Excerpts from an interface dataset

☆ ☆ ☆ ☆

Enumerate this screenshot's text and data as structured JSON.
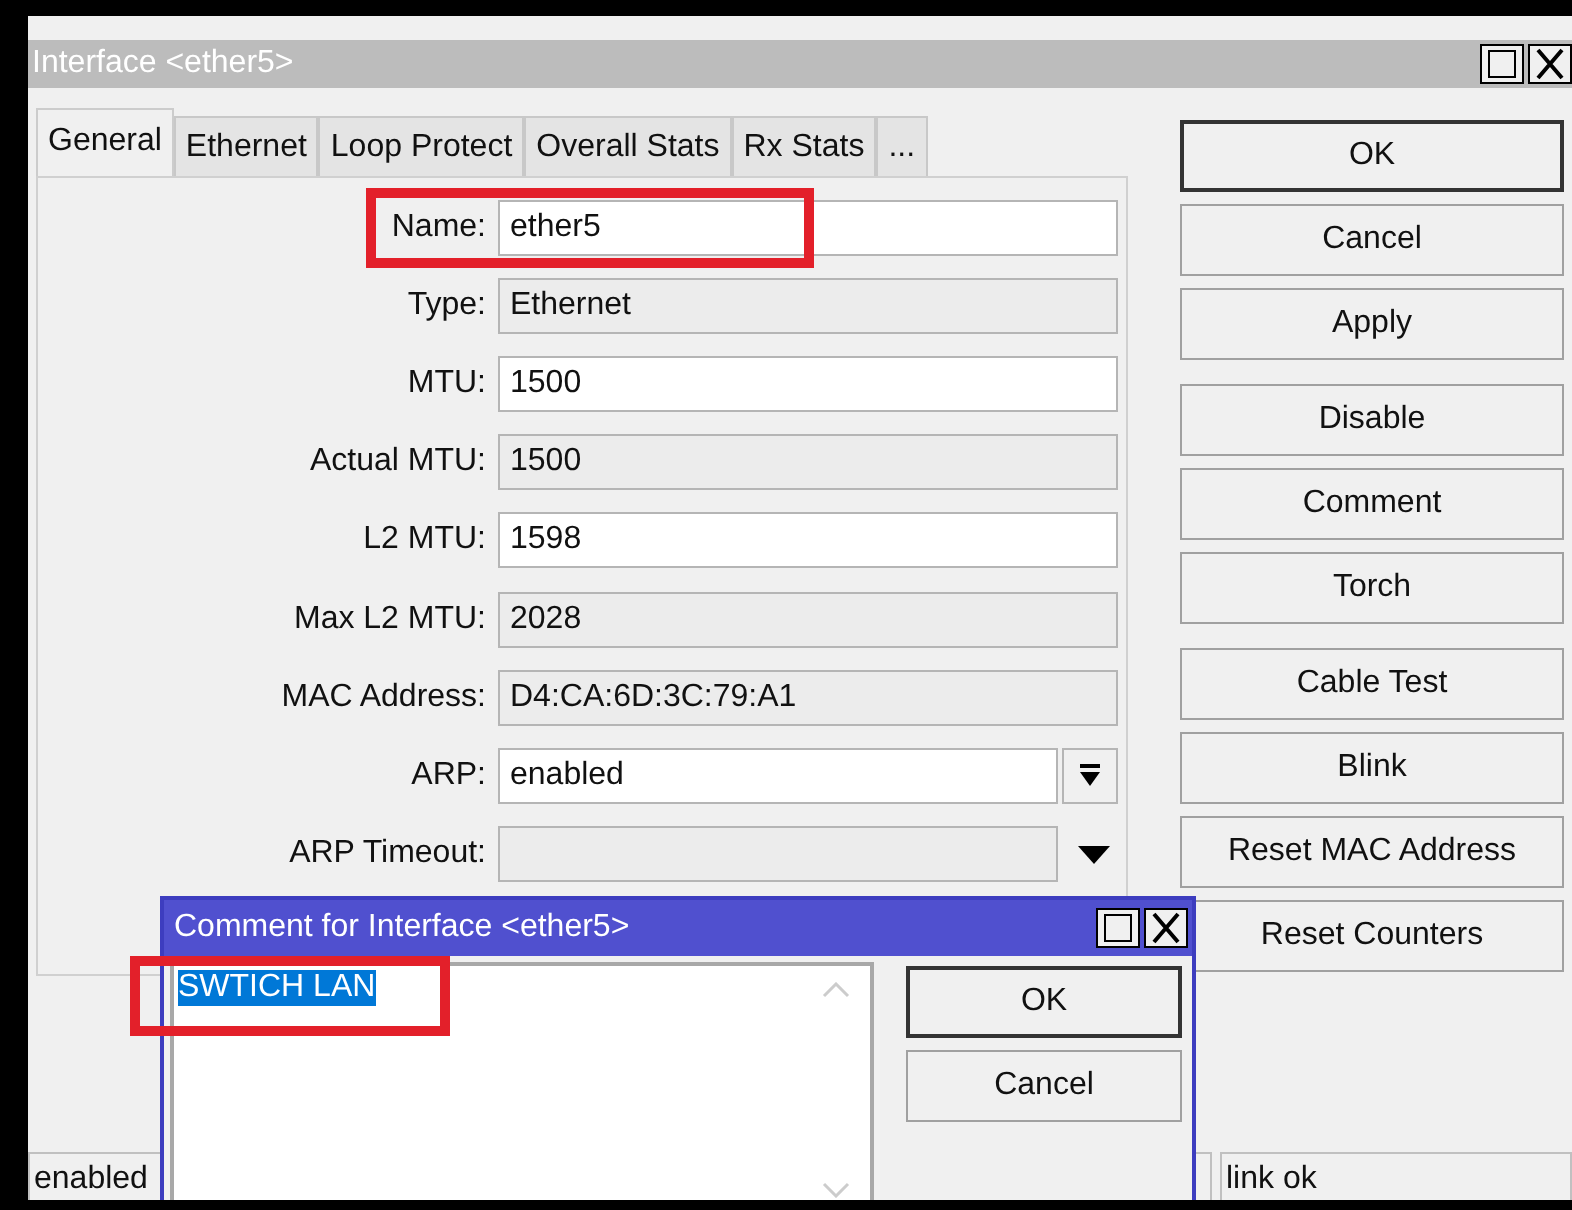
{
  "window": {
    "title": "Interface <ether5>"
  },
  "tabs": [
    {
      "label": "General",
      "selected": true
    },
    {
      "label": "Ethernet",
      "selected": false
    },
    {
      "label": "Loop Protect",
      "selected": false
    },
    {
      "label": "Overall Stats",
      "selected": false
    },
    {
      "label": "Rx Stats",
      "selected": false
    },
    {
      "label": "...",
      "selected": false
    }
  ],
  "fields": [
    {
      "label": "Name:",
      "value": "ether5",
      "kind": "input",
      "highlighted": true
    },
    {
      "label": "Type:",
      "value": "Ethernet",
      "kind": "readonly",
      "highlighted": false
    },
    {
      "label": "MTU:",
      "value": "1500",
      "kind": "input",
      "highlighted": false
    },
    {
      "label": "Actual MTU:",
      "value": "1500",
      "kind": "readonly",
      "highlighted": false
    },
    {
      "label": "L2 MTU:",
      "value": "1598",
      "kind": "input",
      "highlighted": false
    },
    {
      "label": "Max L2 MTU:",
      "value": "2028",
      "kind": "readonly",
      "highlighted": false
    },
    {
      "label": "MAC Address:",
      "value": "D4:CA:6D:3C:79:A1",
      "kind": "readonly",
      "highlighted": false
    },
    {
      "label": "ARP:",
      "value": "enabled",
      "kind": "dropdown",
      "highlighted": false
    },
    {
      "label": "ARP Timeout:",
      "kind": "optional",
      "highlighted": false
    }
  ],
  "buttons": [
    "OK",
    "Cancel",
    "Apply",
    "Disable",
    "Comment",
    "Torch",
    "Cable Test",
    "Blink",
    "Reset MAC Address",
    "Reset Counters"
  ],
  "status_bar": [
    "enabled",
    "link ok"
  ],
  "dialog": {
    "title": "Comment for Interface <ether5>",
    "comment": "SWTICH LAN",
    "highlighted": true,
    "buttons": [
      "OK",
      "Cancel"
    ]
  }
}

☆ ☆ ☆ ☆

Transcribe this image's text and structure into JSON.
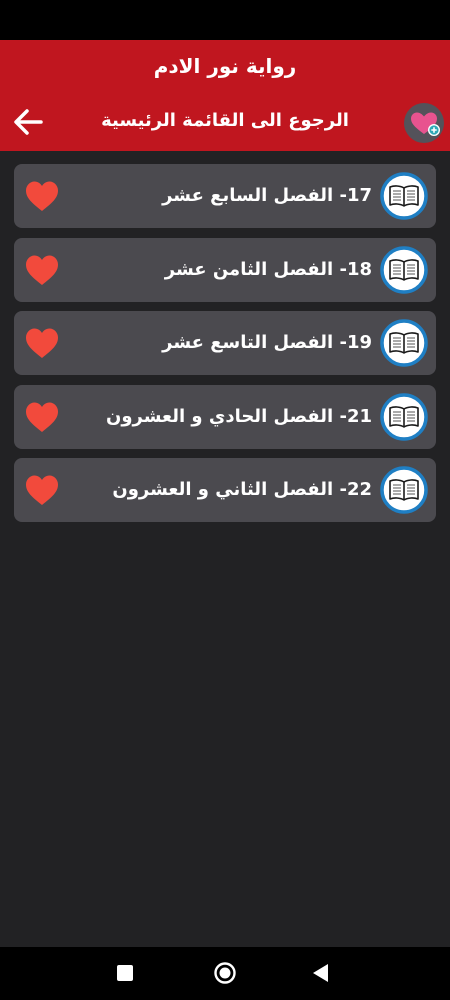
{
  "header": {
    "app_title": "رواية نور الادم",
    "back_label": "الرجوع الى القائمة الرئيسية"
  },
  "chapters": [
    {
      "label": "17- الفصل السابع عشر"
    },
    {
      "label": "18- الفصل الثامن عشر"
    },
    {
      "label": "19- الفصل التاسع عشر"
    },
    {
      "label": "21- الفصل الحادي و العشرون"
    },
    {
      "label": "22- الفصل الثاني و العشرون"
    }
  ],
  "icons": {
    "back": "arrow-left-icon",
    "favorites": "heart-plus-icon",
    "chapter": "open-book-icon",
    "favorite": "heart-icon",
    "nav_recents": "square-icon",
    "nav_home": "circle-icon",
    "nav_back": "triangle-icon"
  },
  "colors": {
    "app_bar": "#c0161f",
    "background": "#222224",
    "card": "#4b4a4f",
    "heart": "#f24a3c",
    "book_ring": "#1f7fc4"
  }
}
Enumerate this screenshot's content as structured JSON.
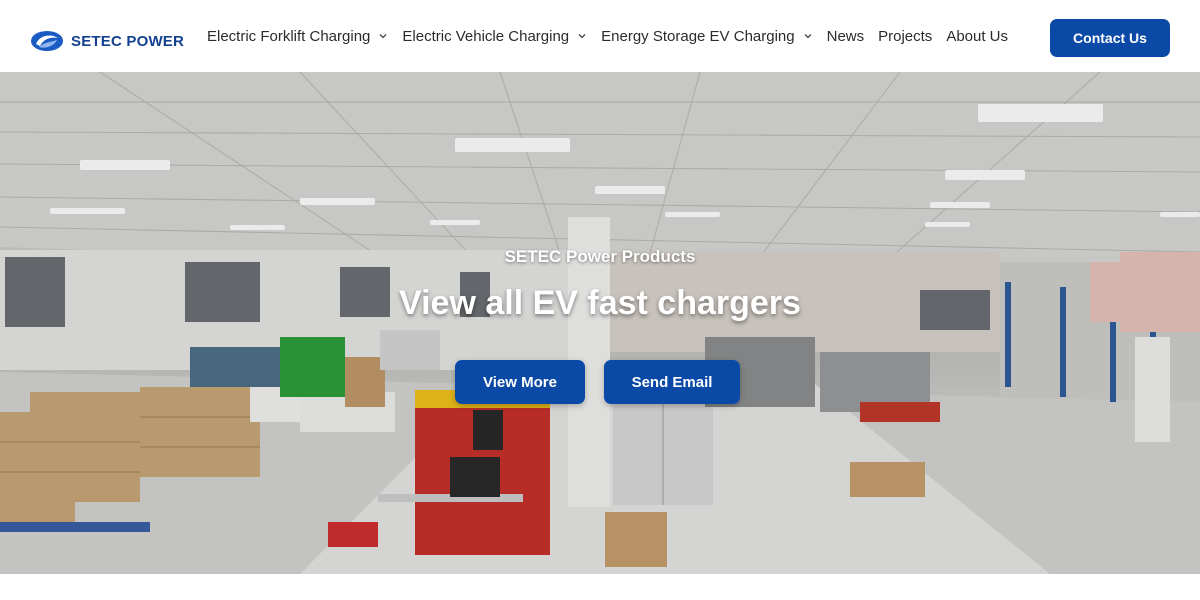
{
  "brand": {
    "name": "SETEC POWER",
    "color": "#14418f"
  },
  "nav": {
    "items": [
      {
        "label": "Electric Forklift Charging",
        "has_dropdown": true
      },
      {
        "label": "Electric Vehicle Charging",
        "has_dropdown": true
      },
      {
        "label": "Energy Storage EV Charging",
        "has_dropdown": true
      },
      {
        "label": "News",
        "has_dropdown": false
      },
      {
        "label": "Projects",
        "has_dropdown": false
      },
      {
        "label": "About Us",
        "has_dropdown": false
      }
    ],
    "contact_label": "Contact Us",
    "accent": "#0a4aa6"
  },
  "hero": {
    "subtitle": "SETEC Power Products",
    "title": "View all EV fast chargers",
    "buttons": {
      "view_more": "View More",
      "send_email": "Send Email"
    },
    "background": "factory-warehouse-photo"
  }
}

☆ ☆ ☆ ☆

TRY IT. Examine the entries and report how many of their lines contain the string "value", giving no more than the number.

TASK OUTPUT. 8